_Source data_
· · ·
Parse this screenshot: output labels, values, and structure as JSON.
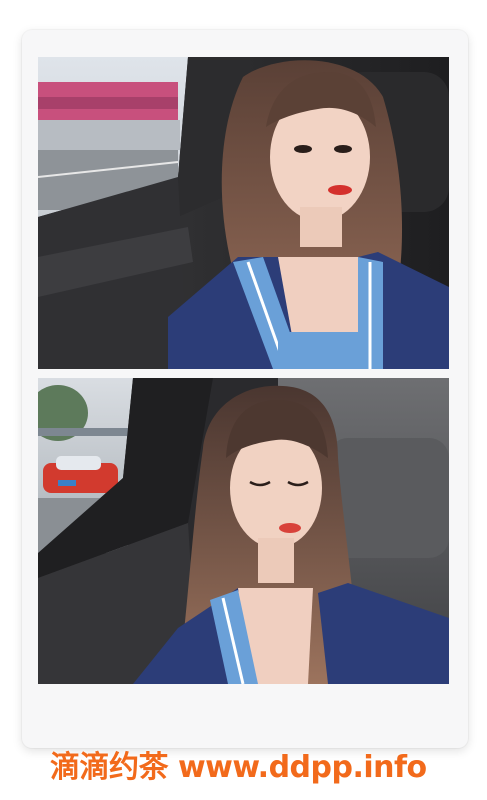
{
  "watermark": {
    "text": "滴滴约茶 www.ddpp.info",
    "color": "#f26a1b"
  },
  "photos": [
    {
      "subject": "woman in car selfie, eyes open, navy cardigan with light blue trim"
    },
    {
      "subject": "woman in car selfie, eyes closed, navy cardigan with light blue trim"
    }
  ]
}
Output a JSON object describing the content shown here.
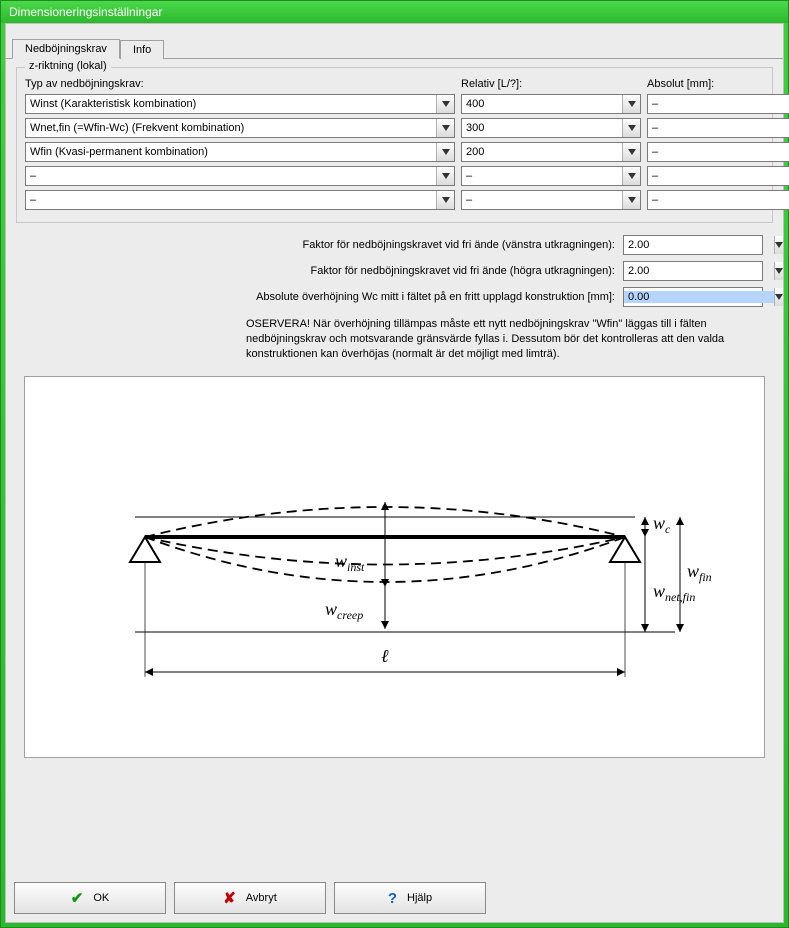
{
  "window": {
    "title": "Dimensioneringsinställningar"
  },
  "tabs": {
    "active": "Nedböjningskrav",
    "inactive": "Info"
  },
  "group": {
    "label": "z-riktning (lokal)",
    "headers": {
      "type": "Typ av nedböjningskrav:",
      "rel": "Relativ [L/?]:",
      "abs": "Absolut [mm]:"
    },
    "rows": [
      {
        "type": "Winst (Karakteristisk kombination)",
        "rel": "400",
        "abs": "–"
      },
      {
        "type": "Wnet,fin (=Wfin-Wc) (Frekvent kombination)",
        "rel": "300",
        "abs": "–"
      },
      {
        "type": "Wfin (Kvasi-permanent kombination)",
        "rel": "200",
        "abs": "–"
      },
      {
        "type": "–",
        "rel": "–",
        "abs": "–"
      },
      {
        "type": "–",
        "rel": "–",
        "abs": "–"
      }
    ]
  },
  "settings": {
    "left_cantilever_label": "Faktor för nedböjningskravet vid fri ände (vänstra utkragningen):",
    "left_cantilever_value": "2.00",
    "right_cantilever_label": "Faktor för nedböjningskravet vid fri ände (högra utkragningen):",
    "right_cantilever_value": "2.00",
    "camber_label": "Absolute överhöjning Wc mitt i fältet på en fritt upplagd konstruktion [mm]:",
    "camber_value": "0.00"
  },
  "note": "OSERVERA! När överhöjning tillämpas måste ett nytt nedböjningskrav \"Wfin\" läggas till i fälten nedböjningskrav och motsvarande gränsvärde fyllas i. Dessutom bör det kontrolleras att den valda konstruktionen kan överhöjas (normalt är det möjligt med limträ).",
  "diagram_labels": {
    "w_inst": "w",
    "w_inst_sub": "inst",
    "w_creep": "w",
    "w_creep_sub": "creep",
    "wc": "w",
    "wc_sub": "c",
    "w_netfin": "w",
    "w_netfin_sub": "net,fin",
    "w_fin": "w",
    "w_fin_sub": "fin",
    "ell": "ℓ"
  },
  "buttons": {
    "ok": "OK",
    "cancel": "Avbryt",
    "help": "Hjälp"
  }
}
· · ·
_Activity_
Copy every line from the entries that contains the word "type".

_Task solution_
      "type": "Typ av nedböjningskrav:",
        "type": "Winst (Karakteristisk kombination)",
        "type": "Wnet,fin (=Wfin-Wc) (Frekvent kombination)",
        "type": "Wfin (Kvasi-permanent kombination)",
        "type": "–",
        "type": "–",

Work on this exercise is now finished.